March Legislative Update – The End Is in Sight

The West Virginia Capitol building

By Luanne McGovern

The West Virginia Legislative Session will be drawing to a close on March 9 after consideration of over 2,500 bills. There are many important bills still in play, and it can be hard to predict what will happen. But many thanks to all our supporters who made their voices heard to your Senators and Delegates throughout the session – it DOES make a difference. Although there is not a great deal of good news to report, your continued support is greatly appreciated.

Here is an update on our key priorities, as of the end of February:

Net Metering: to protect and preserve long-standing net metering rules to ensure all solar users are entitled to the existing fair market retail rate.  

Two bills (SB869 and HB5131) were introduced to ensure that solar producers would receive full market value for the power they produce, but neither bill was advanced.

In January, the West Virginia Public Service Commission held a public hearing on Mon Power and Potomac Edison’s proposal to drastically reduce the amount that solar producers are paid for the power they generate. A compromise was reached to (1) grandfather existing solar producers in to the one to one net metering rate, and (2) to set a new rate of $.09343/kWh for interconnections made after January 1, 2025.  For further details on the compromise read John McFerrin’s story here.

Orphaned Gas Well Responsibility: to require bonds to be set before drilling begins to cover plugging costs for gas wells that are abandoned or orphaned.  

SB532, the Orphan Oil and Gas Well Prevention Act of 2024 (similar to HB5414) was introduced by Senator Smith. Unfortunately, this bill did not move out of committee and so is dead for this session.

Community Solar: to promote access to affordable renewable energy through a solar facility subscription service.

Several bills have been introduced to help move the state forward with Community Solar opportunities.  All were stalled in committee, continued victims of the coal lobby.  Passage this year is again unlikely.

Other bills we have been monitoring:

SB171 – Prohibiting county commissions from adopting authorization that exceeds state law regarding agriculture operations. This bill was passed and signed by the Governor. It will centralize power at the state level and eliminate local government’s ability to protect residents, businesses and farmers. This unfortunate power grab by the state will make citizen efforts to fight unwanted local projects even harder than before.  

HB5018 – To provide for Department of Environmental Protection oversight and authority governing community air monitoring programs. So far, this dangerous bill, which was passed by the House, has stalled in the Senate. Many thanks to everyone who testified at the House public hearing, and sent emails and phone calls to your Legislators.

SB688 – Authorizing director of Division of Forestry to contract and manage forest land.  This bill would allow the Division of Forestry and the Division of Natural Resources to “contract for the management of state owned and leased forests and wooded lands for purposes of preventing wildfires.” We are very concerned that this would open state parks and forests to large scale timbering, in the name of forest fire prevention.
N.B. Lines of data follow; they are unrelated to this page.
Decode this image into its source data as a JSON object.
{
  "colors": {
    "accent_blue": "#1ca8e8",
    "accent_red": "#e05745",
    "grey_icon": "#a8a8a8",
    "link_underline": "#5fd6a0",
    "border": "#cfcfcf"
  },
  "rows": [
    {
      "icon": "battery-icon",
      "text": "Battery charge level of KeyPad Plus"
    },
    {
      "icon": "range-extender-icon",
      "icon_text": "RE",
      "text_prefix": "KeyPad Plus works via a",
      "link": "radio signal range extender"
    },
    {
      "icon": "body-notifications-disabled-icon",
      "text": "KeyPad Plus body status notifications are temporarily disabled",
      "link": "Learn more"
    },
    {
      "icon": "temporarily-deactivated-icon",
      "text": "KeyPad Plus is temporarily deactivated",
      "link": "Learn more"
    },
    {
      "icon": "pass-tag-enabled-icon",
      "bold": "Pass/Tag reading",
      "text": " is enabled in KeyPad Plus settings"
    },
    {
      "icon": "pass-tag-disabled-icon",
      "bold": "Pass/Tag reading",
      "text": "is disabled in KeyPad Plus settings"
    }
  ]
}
The bill was passed by the Senate and is currently with the House Government Organization Committee.

SB618 – Authorizing Division of Forestry to administer certain exchange program. This bill would authorize the Division of Forestry to set up a statewide carbon credit exchange program for all forested property in the state. It would supersede all voluntary forest carbon credit programs currently in effect, taking away landowner rights. It has passed the Senate and is with the House Finance Committee.